The review will examine findings by the state Moreland Commission that said LIPA had paid Navigant "exorbitant" consulting fees of from $300 to $500 an hour, along with large charges for executive-level travel and hotel stays. Navigant has said its employees adhere to the "highest industry standards of ethics and integrity," and that it was "reviewing the facts related to each question in detail" and would cooperate fully with any investigations.
Waldman noted that many of the alleged abuses took place years ago and said some new controls have been put in place since then.
Michael Taunton, LIPA's chief financial officer, agreed. "I think generally speaking our internal-control system is in pretty good shape," he told trustees.
The review committee will be composed of Waldman, Larry Belinsky and Peter Tully -- all appointees of the governor.
Waldman said the trustee committee will work with LIPA staff and an outside auditing firm to have a "fresh set of eyes" to "review the entire control process over disbursements of all professional services" payments. "We're going to examine all those invoices."
Belinsky noted that LIPA has worked in the past three years to reduce its reliance on outside consultants. The Moreland Commission report indicates that LIPA had reduced its payments to Navigant to $3 million in 2011 from $8.6 million in the prior two years.
Among new controls in the wake of the report, all invoices for professional services will need approval from the chief operating officer or chief financial officer, said John McMahon, the newly named COO.
He said LIPA is also considering additional restrictions on employees who leave LIPA to enter the private sector in ways that would address potential conflicts of interest, responding to the Moreland Commission charges of a "revolving door" in which top officials of LIPA went to work for Navigant and vice versa.

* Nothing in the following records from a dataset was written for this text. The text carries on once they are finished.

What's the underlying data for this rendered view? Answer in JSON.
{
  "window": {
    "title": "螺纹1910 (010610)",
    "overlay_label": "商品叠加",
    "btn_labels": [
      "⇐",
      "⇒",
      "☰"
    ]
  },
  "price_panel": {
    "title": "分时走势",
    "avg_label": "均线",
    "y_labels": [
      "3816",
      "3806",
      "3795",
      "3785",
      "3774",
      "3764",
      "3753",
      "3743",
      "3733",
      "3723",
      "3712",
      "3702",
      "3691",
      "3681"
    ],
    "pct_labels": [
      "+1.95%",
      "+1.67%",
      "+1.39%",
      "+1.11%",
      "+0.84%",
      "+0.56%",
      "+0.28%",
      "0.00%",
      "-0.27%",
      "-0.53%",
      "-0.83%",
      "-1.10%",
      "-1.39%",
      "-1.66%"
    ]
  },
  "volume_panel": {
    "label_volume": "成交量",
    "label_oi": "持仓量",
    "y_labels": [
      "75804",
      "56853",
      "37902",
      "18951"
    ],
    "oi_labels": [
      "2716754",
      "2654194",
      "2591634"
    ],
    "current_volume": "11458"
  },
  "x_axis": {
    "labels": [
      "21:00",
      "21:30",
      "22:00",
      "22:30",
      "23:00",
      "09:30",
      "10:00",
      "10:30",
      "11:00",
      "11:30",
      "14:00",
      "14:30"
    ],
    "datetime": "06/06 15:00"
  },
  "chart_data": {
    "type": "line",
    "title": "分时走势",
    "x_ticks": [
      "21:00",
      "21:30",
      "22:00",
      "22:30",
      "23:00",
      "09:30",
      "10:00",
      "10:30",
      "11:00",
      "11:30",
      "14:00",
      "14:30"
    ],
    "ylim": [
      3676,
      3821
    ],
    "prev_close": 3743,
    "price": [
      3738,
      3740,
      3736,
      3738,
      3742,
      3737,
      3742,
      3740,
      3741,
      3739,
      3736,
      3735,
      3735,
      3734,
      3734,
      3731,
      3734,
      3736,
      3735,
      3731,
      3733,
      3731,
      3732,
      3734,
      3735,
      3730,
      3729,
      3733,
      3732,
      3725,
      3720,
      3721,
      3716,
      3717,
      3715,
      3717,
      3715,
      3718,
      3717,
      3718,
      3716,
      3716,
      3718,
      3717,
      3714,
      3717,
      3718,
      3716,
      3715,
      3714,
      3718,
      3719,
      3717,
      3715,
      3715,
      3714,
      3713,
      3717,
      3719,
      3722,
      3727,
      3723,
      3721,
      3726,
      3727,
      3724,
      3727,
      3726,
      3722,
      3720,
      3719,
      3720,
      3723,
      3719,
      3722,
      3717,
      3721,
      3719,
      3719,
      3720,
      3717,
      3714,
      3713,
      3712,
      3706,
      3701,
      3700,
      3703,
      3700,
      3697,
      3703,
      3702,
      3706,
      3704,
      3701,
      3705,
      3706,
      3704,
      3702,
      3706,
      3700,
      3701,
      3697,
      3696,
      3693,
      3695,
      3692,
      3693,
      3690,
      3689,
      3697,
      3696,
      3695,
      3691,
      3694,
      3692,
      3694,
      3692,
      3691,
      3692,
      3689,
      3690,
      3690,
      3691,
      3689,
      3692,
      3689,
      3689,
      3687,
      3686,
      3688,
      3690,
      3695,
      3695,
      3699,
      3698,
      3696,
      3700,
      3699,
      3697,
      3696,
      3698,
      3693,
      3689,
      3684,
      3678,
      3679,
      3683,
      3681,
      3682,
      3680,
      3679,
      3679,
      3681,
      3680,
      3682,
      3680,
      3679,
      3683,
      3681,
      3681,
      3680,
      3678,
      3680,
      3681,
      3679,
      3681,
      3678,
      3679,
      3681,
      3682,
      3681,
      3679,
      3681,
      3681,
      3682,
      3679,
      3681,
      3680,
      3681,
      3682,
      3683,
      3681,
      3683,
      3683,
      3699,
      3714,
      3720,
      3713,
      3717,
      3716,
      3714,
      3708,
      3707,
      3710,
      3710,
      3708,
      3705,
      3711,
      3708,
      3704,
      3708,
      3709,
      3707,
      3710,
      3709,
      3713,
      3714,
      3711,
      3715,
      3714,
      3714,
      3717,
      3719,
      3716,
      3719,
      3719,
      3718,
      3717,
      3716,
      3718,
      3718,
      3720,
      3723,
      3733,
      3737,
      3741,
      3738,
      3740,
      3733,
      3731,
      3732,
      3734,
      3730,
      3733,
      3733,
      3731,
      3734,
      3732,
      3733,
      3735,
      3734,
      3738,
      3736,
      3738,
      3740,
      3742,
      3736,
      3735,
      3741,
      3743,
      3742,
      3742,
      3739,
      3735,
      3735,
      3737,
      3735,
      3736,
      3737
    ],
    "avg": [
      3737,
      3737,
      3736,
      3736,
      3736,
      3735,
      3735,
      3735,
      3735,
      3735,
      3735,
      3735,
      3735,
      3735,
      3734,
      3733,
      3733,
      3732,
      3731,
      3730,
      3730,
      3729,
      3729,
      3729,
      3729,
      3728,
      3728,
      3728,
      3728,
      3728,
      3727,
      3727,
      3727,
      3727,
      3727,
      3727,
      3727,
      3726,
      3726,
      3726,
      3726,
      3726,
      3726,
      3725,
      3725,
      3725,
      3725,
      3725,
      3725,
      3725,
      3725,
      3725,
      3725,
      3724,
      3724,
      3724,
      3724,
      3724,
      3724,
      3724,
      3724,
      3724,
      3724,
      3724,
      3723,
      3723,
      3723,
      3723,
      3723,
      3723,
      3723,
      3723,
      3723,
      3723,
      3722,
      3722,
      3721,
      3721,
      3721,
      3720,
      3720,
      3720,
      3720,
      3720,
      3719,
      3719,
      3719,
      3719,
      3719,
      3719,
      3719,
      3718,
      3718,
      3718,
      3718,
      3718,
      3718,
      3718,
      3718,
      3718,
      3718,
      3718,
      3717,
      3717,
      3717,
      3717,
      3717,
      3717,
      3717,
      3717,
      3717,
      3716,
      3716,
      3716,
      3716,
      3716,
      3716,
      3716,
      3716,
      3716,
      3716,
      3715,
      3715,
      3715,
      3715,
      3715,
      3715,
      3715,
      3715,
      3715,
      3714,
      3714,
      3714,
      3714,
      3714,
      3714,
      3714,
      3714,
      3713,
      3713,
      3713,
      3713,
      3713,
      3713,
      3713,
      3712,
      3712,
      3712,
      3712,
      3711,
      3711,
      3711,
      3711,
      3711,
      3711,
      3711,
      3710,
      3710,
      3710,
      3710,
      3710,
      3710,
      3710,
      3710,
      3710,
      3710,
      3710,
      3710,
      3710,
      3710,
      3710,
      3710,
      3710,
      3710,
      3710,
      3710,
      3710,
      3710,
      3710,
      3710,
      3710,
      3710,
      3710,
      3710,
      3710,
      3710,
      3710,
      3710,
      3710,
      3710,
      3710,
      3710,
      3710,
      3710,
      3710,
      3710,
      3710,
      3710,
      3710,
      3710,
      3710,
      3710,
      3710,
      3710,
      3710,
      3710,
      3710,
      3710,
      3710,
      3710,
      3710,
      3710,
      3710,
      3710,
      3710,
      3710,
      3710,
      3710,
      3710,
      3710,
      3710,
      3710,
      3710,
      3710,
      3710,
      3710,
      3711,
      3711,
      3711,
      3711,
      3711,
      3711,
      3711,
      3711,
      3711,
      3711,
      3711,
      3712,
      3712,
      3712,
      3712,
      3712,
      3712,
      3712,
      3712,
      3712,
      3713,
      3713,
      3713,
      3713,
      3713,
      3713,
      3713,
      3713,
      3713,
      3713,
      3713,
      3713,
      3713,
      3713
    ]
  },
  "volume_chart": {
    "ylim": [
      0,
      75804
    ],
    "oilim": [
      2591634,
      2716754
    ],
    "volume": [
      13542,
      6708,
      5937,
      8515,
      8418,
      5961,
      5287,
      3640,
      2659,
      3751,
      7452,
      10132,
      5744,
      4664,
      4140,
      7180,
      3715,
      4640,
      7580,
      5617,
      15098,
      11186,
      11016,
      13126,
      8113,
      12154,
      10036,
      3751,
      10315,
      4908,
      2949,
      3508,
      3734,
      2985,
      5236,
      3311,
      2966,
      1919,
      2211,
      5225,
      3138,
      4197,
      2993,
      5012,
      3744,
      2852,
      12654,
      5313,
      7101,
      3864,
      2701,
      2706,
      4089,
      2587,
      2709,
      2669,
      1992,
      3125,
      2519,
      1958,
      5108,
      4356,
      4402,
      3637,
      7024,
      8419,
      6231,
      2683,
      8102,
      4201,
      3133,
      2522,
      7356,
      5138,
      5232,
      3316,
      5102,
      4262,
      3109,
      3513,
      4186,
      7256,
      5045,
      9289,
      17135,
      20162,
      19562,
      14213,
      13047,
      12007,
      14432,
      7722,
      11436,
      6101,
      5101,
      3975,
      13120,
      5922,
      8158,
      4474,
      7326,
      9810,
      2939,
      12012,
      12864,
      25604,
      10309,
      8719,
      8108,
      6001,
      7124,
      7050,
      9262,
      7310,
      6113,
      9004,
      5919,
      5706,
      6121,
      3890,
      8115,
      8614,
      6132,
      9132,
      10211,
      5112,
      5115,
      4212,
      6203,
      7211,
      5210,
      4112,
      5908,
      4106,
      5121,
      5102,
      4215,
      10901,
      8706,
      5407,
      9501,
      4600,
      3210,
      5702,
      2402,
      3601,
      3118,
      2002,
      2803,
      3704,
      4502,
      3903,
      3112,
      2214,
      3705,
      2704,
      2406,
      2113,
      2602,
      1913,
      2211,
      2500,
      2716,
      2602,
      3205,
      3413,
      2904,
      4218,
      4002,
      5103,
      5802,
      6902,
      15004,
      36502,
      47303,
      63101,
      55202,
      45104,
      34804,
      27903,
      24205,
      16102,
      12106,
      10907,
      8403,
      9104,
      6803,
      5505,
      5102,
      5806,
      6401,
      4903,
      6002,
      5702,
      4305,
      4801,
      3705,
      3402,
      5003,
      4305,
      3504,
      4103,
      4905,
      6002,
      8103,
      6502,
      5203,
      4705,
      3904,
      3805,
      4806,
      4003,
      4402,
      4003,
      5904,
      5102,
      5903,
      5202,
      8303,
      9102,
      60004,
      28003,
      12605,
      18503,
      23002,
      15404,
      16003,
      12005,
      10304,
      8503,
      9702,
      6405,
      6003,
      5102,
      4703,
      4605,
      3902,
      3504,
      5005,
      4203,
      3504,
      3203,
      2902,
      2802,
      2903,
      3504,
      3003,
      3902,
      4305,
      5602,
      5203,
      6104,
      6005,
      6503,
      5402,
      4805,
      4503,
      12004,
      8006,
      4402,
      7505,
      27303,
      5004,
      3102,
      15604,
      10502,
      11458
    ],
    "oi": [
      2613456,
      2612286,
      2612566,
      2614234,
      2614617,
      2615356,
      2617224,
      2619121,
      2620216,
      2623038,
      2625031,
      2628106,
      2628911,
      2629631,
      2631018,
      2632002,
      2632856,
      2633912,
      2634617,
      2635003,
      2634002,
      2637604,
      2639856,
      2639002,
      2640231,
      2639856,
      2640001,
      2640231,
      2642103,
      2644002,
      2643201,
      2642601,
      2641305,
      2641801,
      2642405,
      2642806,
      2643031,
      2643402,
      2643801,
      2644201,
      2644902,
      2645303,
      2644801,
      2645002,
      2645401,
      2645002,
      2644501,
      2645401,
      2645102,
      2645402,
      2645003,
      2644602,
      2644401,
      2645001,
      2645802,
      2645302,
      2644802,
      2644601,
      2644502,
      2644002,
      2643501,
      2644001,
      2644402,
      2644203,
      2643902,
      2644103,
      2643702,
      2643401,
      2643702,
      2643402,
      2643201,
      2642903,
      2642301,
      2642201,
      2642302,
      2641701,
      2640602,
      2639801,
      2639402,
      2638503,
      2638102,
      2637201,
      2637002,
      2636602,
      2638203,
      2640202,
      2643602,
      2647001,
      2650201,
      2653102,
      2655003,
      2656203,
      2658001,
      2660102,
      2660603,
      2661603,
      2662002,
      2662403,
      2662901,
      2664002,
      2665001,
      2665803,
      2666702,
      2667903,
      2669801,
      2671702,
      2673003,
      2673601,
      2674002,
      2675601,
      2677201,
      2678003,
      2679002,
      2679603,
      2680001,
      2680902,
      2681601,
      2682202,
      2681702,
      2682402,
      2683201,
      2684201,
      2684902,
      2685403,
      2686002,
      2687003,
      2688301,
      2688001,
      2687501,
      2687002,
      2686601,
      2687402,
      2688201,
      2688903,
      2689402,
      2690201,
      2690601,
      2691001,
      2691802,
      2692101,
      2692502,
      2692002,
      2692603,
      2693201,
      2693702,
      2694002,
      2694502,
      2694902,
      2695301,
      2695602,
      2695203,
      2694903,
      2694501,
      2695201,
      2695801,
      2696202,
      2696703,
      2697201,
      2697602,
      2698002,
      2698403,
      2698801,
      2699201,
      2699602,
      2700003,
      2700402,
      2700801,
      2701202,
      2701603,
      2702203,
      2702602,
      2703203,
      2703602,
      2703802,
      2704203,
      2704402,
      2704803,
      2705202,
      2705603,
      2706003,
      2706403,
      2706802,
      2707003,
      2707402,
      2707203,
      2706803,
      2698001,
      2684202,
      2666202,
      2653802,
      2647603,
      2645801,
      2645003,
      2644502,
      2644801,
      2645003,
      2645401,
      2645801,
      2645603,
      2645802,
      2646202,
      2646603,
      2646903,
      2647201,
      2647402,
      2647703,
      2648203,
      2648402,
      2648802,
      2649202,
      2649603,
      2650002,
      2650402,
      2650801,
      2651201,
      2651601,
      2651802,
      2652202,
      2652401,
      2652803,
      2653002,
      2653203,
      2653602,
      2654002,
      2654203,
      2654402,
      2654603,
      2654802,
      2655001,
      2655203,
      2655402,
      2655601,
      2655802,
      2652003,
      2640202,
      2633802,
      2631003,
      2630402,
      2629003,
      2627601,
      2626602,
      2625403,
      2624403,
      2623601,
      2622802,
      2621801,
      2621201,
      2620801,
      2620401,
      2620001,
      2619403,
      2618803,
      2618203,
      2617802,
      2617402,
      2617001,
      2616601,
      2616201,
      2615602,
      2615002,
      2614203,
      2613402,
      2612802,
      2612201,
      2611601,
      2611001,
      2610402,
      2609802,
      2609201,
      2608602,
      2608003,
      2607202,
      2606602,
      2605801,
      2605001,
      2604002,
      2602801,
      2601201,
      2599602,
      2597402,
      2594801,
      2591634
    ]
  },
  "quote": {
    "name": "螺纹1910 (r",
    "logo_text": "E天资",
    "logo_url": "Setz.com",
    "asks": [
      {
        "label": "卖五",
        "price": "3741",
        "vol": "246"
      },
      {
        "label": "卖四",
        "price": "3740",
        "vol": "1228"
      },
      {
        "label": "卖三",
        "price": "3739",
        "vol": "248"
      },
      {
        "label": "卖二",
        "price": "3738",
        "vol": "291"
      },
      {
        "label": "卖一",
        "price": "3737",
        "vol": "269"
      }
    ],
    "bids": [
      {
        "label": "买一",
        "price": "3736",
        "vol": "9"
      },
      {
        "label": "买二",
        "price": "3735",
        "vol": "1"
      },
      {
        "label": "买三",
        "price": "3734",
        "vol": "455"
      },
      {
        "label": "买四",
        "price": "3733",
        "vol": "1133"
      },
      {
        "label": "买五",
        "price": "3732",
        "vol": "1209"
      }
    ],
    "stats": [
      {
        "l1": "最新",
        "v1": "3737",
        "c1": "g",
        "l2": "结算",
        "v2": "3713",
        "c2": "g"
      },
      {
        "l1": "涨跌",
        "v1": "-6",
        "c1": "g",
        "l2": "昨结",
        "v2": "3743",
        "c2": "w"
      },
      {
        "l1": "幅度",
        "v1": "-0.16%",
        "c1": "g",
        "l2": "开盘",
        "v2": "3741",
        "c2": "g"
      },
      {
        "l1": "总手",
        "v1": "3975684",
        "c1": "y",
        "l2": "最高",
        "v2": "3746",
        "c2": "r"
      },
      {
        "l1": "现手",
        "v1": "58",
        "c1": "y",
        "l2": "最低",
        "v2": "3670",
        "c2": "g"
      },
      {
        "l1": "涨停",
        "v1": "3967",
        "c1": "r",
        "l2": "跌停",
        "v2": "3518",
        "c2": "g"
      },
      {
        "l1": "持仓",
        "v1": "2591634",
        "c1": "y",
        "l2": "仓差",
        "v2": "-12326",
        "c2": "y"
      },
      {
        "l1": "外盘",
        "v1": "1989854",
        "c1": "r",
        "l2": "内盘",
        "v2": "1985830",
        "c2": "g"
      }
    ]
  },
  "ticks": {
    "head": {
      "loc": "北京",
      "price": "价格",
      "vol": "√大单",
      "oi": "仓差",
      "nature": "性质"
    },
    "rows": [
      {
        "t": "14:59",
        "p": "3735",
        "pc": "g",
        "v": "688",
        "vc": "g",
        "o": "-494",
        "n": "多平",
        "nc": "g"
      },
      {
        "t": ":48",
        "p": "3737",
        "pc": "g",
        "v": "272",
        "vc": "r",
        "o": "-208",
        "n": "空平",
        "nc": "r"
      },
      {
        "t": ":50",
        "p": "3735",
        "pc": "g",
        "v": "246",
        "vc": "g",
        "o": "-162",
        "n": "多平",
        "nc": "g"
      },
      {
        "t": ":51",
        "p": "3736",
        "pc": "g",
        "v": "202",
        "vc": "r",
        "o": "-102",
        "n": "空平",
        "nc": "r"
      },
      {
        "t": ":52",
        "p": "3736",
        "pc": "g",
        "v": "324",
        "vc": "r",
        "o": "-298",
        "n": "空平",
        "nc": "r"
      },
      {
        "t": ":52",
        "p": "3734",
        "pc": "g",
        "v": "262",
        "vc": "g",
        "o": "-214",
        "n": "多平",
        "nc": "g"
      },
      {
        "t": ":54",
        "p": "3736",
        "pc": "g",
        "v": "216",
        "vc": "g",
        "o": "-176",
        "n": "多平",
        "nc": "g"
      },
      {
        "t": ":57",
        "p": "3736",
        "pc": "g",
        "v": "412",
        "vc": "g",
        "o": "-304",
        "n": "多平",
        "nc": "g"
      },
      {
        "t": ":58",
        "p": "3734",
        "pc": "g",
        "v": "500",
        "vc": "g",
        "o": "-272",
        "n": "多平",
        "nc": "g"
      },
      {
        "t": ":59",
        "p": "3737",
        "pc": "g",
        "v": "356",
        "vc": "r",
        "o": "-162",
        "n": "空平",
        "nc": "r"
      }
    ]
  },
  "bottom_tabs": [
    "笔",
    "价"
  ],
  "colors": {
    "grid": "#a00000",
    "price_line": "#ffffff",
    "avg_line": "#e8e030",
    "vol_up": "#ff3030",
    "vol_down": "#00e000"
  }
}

LIPA is reviewing its contractual relationship with Navigant, McMahon said, and reviewing internal controls of contracts and billing.
He said LIPA also would address other findings by the commission, including flawed formulas for determining rates and calculations for charging customers for power lost on system inefficiencies.
LIPA trustees, who normally have the summer off, are expected to work in coming weeks and months to review and approve an amended contract for PSEG of New Jersey to operate the Long Island electric grid. Gov. Andrew M. Cuomo's proposal to overhaul LIPA passed in the State Legislature last week, but Internal Revenue Service approval of LIPA's tax-exempt debt status is pending.
An administration official said the LIPA legislation has not yet been sent to the governor for his signature.
Matthew Cordaro, a LIPA trustee, has requested that trustees commission an outside company to review the costs of the 12-year PSEG contract in advance of approving it, to make sure it's in ratepayers' best interests.
"Our fiduciary duty as trustees does not allow us to make decisions on this unless we have that [cost] information," he said. The board has yet to decide on the matter.
Also Thursday, LIPA trustees approved the hiring of two Wall Street firms -- Goldman Sachs and Morgan Stanley -- to handle underwriting of bonds to refinance LIPA's debt.